Ornamental grasses, once established, are relatively easy to manage in the landscape because of their minimal fertility, irrigation, and pruning needs. Maintenance considerations may differ depending on local rainfall patterns, native soil texture and nutrient holding capacity of the planting site.
Irrigation may not be necessary for ornamental grasses once they are established in the landscape. In many areas of Florida rainfall is sufficient for most ornamental grasses, particularly those native to the state. After planting, grasses should be watered frequently like a containerized ornamental with the irrigation applied directly to the root ball. After several weeks, the roots of the grass plant should extend beyond the root ball into the surrounding soil. At this point the plant will normally require irrigation only during extremely dry periods. Most grasses should be irrigated with a drip type irrigation system, which will keep the foliage and flowers dry and reduce the potential for leaf diseases.
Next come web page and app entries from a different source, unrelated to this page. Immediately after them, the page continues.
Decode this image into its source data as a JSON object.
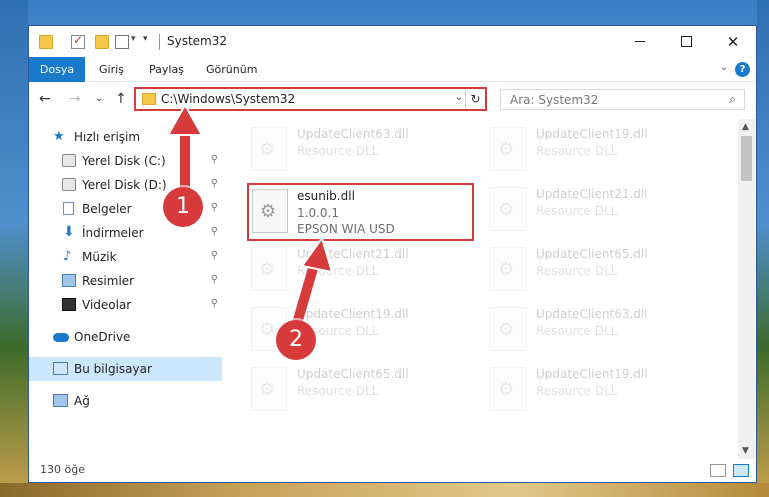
{
  "window": {
    "title": "System32",
    "min_symbol": "",
    "close_symbol": "✕"
  },
  "ribbon": {
    "tabs": [
      "Dosya",
      "Giriş",
      "Paylaş",
      "Görünüm"
    ],
    "expand_symbol": "⌄",
    "help_symbol": "?"
  },
  "nav": {
    "back_symbol": "←",
    "forward_symbol": "→",
    "recent_symbol": "⌄",
    "up_symbol": "↑",
    "address_path": "C:\\Windows\\System32",
    "address_dropdown_symbol": "⌄",
    "refresh_symbol": "↻",
    "search_placeholder": "Ara: System32",
    "search_symbol": "⌕"
  },
  "sidebar": {
    "items": [
      {
        "label": "Hızlı erişim",
        "icon": "star-icon",
        "pinned": false
      },
      {
        "label": "Yerel Disk (C:)",
        "icon": "disk-icon",
        "pinned": true
      },
      {
        "label": "Yerel Disk (D:)",
        "icon": "disk-icon",
        "pinned": true
      },
      {
        "label": "Belgeler",
        "icon": "documents-icon",
        "pinned": true
      },
      {
        "label": "İndirmeler",
        "icon": "download-icon",
        "pinned": true
      },
      {
        "label": "Müzik",
        "icon": "music-icon",
        "pinned": true
      },
      {
        "label": "Resimler",
        "icon": "pictures-icon",
        "pinned": true
      },
      {
        "label": "Videolar",
        "icon": "videos-icon",
        "pinned": true
      },
      {
        "label": "OneDrive",
        "icon": "cloud-icon",
        "pinned": false
      },
      {
        "label": "Bu bilgisayar",
        "icon": "computer-icon",
        "pinned": false,
        "selected": true
      },
      {
        "label": "Ağ",
        "icon": "network-icon",
        "pinned": false
      }
    ],
    "pin_symbol": "📌"
  },
  "files": [
    {
      "name": "UpdateClient63.dll",
      "type": "Resource DLL",
      "faded": true
    },
    {
      "name": "UpdateClient19.dll",
      "type": "Resource DLL",
      "faded": true
    },
    {
      "name": "esunib.dll",
      "version": "1.0.0.1",
      "description": "EPSON WIA USD",
      "faded": false,
      "highlighted": true
    },
    {
      "name": "UpdateClient21.dll",
      "type": "Resource DLL",
      "faded": true
    },
    {
      "name": "UpdateClient21.dll",
      "type": "Resource DLL",
      "faded": true
    },
    {
      "name": "UpdateClient65.dll",
      "type": "Resource DLL",
      "faded": true
    },
    {
      "name": "UpdateClient19.dll",
      "type": "Resource DLL",
      "faded": true
    },
    {
      "name": "UpdateClient63.dll",
      "type": "Resource DLL",
      "faded": true
    },
    {
      "name": "UpdateClient65.dll",
      "type": "Resource DLL",
      "faded": true
    },
    {
      "name": "UpdateClient19.dll",
      "type": "Resource DLL",
      "faded": true
    }
  ],
  "scrollbar": {
    "up_symbol": "▲",
    "down_symbol": "▼",
    "position_fraction": 0.0
  },
  "status": {
    "item_count": "130 öğe"
  },
  "annotations": {
    "step1": "1",
    "step2": "2",
    "color": "#d73a3a"
  },
  "colors": {
    "accent": "#1979ca",
    "selection": "#cce8ff",
    "highlight": "#d73a3a"
  }
}
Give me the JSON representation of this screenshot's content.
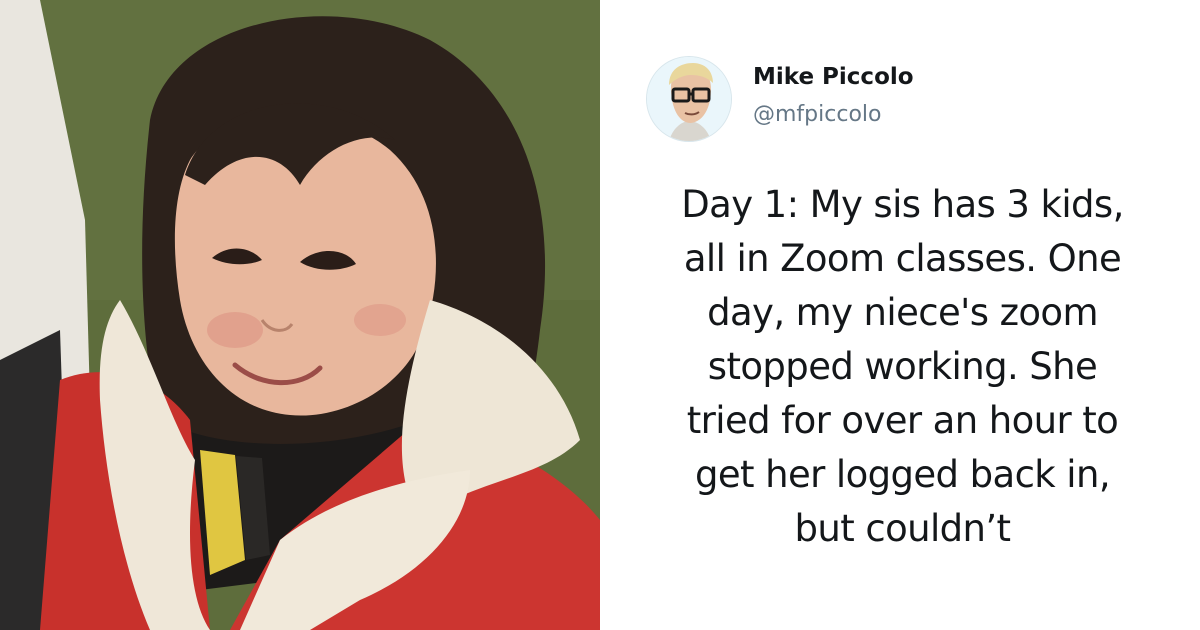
{
  "tweet": {
    "author_name": "Mike Piccolo",
    "author_handle": "@mfpiccolo",
    "text_lines": [
      "Day 1: My sis has 3 kids,",
      "all in Zoom classes. One",
      "day, my niece's zoom",
      "stopped working. She",
      "tried for over an hour to",
      "get her logged back in,",
      "but couldn’t"
    ]
  },
  "colors": {
    "name_text": "#14171a",
    "handle_text": "#657786",
    "body_text": "#14171a",
    "background": "#ffffff"
  },
  "icons": {
    "avatar": "cartoon-man-with-glasses-avatar"
  }
}
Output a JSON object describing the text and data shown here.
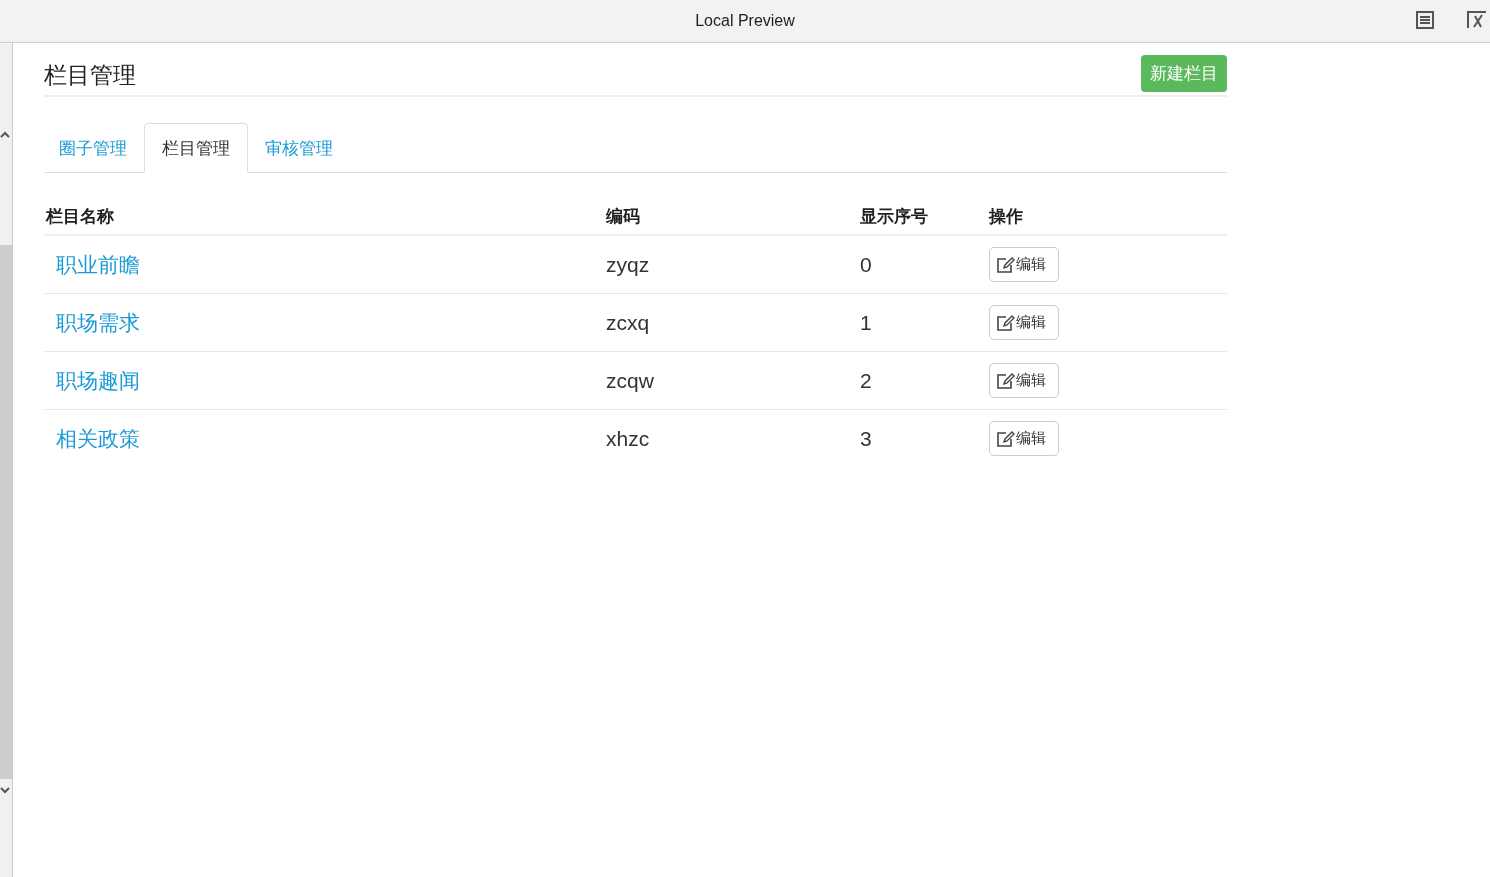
{
  "window": {
    "title": "Local Preview"
  },
  "page": {
    "title": "栏目管理",
    "new_button": "新建栏目"
  },
  "tabs": [
    {
      "label": "圈子管理",
      "selected": false
    },
    {
      "label": "栏目管理",
      "selected": true
    },
    {
      "label": "审核管理",
      "selected": false
    }
  ],
  "table": {
    "columns": [
      "栏目名称",
      "编码",
      "显示序号",
      "操作"
    ],
    "rows": [
      {
        "name": "职业前瞻",
        "code": "zyqz",
        "order": "0",
        "action": "编辑"
      },
      {
        "name": "职场需求",
        "code": "zcxq",
        "order": "1",
        "action": "编辑"
      },
      {
        "name": "职场趣闻",
        "code": "zcqw",
        "order": "2",
        "action": "编辑"
      },
      {
        "name": "相关政策",
        "code": "xhzc",
        "order": "3",
        "action": "编辑"
      }
    ]
  }
}
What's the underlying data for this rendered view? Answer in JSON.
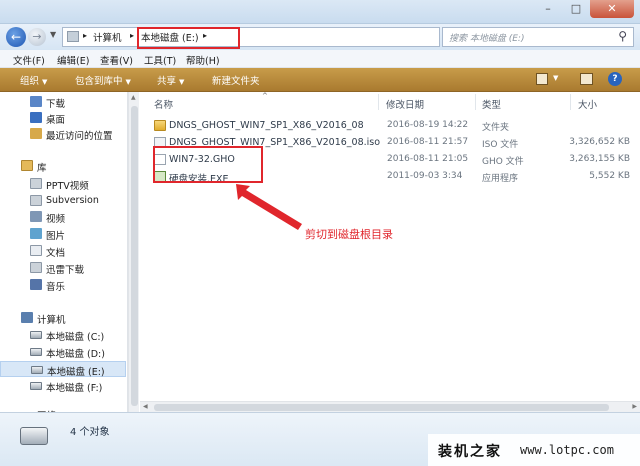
{
  "address": {
    "crumbs": [
      "计算机",
      "本地磁盘 (E:)"
    ],
    "search_placeholder": "搜索 本地磁盘 (E:)"
  },
  "menu": [
    "文件(F)",
    "编辑(E)",
    "查看(V)",
    "工具(T)",
    "帮助(H)"
  ],
  "toolbar": {
    "organize": "组织",
    "include_library": "包含到库中",
    "share": "共享",
    "new_folder": "新建文件夹"
  },
  "nav": {
    "favorites": [
      "下载",
      "桌面",
      "最近访问的位置"
    ],
    "library_header": "库",
    "libraries": [
      "PPTV视频",
      "Subversion",
      "视频",
      "图片",
      "文档",
      "迅雷下载",
      "音乐"
    ],
    "computer_header": "计算机",
    "drives": [
      "本地磁盘 (C:)",
      "本地磁盘 (D:)",
      "本地磁盘 (E:)",
      "本地磁盘 (F:)"
    ],
    "network_partial": "网络"
  },
  "columns": {
    "name": "名称",
    "date": "修改日期",
    "type": "类型",
    "size": "大小"
  },
  "files": [
    {
      "name": "DNGS_GHOST_WIN7_SP1_X86_V2016_08",
      "date": "2016-08-19 14:22",
      "type": "文件夹",
      "size": "",
      "icon": "folder"
    },
    {
      "name": "DNGS_GHOST_WIN7_SP1_X86_V2016_08.iso",
      "date": "2016-08-11 21:57",
      "type": "ISO 文件",
      "size": "3,326,652 KB",
      "icon": "iso"
    },
    {
      "name": "WIN7-32.GHO",
      "date": "2016-08-11 21:05",
      "type": "GHO 文件",
      "size": "3,263,155 KB",
      "icon": "gho"
    },
    {
      "name": "硬盘安装.EXE",
      "date": "2011-09-03 3:34",
      "type": "应用程序",
      "size": "5,552 KB",
      "icon": "exe"
    }
  ],
  "annotation": "剪切到磁盘根目录",
  "status": "4 个对象",
  "watermark": {
    "cn": "装机之家",
    "en": "www.lotpc.com"
  },
  "colors": {
    "toolbar": "#b88a3c",
    "highlight": "#e0262c",
    "selected": "#d8e7f7"
  }
}
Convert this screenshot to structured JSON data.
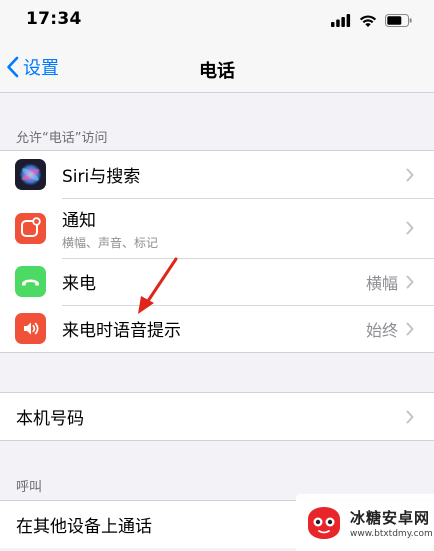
{
  "status_bar": {
    "time": "17:34"
  },
  "nav": {
    "back_label": "设置",
    "title": "电话"
  },
  "section_access": {
    "header": "允许“电话”访问",
    "items": [
      {
        "label": "Siri与搜索",
        "icon": "siri-icon"
      },
      {
        "label": "通知",
        "sublabel": "横幅、声音、标记",
        "icon": "notifications-icon"
      },
      {
        "label": "来电",
        "value": "横幅",
        "icon": "incoming-call-icon"
      },
      {
        "label": "来电时语音提示",
        "value": "始终",
        "icon": "announce-calls-icon"
      }
    ]
  },
  "section_number": {
    "items": [
      {
        "label": "本机号码"
      }
    ]
  },
  "section_calls": {
    "header": "呼叫",
    "items": [
      {
        "label": "在其他设备上通话"
      }
    ]
  },
  "watermark": {
    "title": "冰糖安卓网",
    "url": "www.btxtdmy.com"
  },
  "colors": {
    "accent": "#007aff",
    "background": "#f2f2f7",
    "notifications": "#f05138",
    "incoming_call": "#4cd964",
    "announce_calls": "#f05138"
  }
}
Grasses should obtain sufficient nutrients from the soil if the basic soil fertility recommendations from a soil test are followed. A minimal nitrogen application of 1 lb. of N/1000 ft2 per year is more than sufficient to meet the nitrogen requirements of most grasses. Beyond these basic recommendations, no additional application of fertilizer nutrients should be necessary to promote growth of healthy foliage or flowering. In fact, excessive application of fertilizer nutrients will result in weak, floppy growth of foliage and weak flowering stems that will not stand up to even mild winds. Timing of fertilizer applications should correspond to periods preceding rapid foliar growth of the plants.
Pruning of ornamental grasses should be done in late winter or early spring, just prior to new shoot growth. Many of the ornamental grasses have spectacular winter characteristics that should be preserved through the winter months. In north and central Florida, gardeners may target the months of February and March as appropriate times to prune ornamental grasses. South Florida gardeners may wish to cut back or trim ornamental grasses in January or February prior to new growth.
For deciduous grasses, such as Miscanthus, the old foliage may be completely removed within inches of the soil. For evergreen grasses, such as muhly grass, the ragged, dead tips of leaves can be removed to neaten the appearance of the plant. Many evergreen grasses recover quickly from a heavier pruning. Old flower stalks and seed heads may be removed any time they no longer have a neat appearance.
Propagation of ornamental grasses is relatively easy and can be done at the time of pruning. Clumping grasses may be dug, divided into several pieces, and replanted. Rapid regrowth will immediately follow. Divisions of creeping grasses may be done also at this time and planted in a container or new location. Division of ornamental grasses is not a requirement for sustained landscape performance but many Pennisetum, Miscanthus, and Panicum may exhibit less vigor as they become older. Many times this is a result of the buildup of the dead aboveground parts accumulating over time. Simple division and replanting is an easy way to rejuvenate these older plants. Named cultivars of ornamental grasses should only be propagated by division because seedlings from these plants may express the broader characteristics of the species rather than the specific desirable characteristics of the named cultivar. Grasses can be easily started by sowing seeds in flats or pots in early spring in an area with bright light. Seedling growth is usually rapid and the seedlings may be transplanted directly to containers or the garden.
Here are some of my favorites in my Zone 6 Indiana Garden…..
Karley Rose Fountain Grass….. My very favorite….
Zebra grass….I like the stripes!
Karl Forester grass, with it’s heavy sense seed heads.
I also grow maiden grass and variegated Japanese grasses here with no problems.
The only ones that have not over wintered was pink and white pampas grasses.
I have seen them in near here doing fine, but I had three die this spring.
Everyone have a safe and Happy Halloween!
Make sure you check out the landscapes before you ring the doorbells….lol!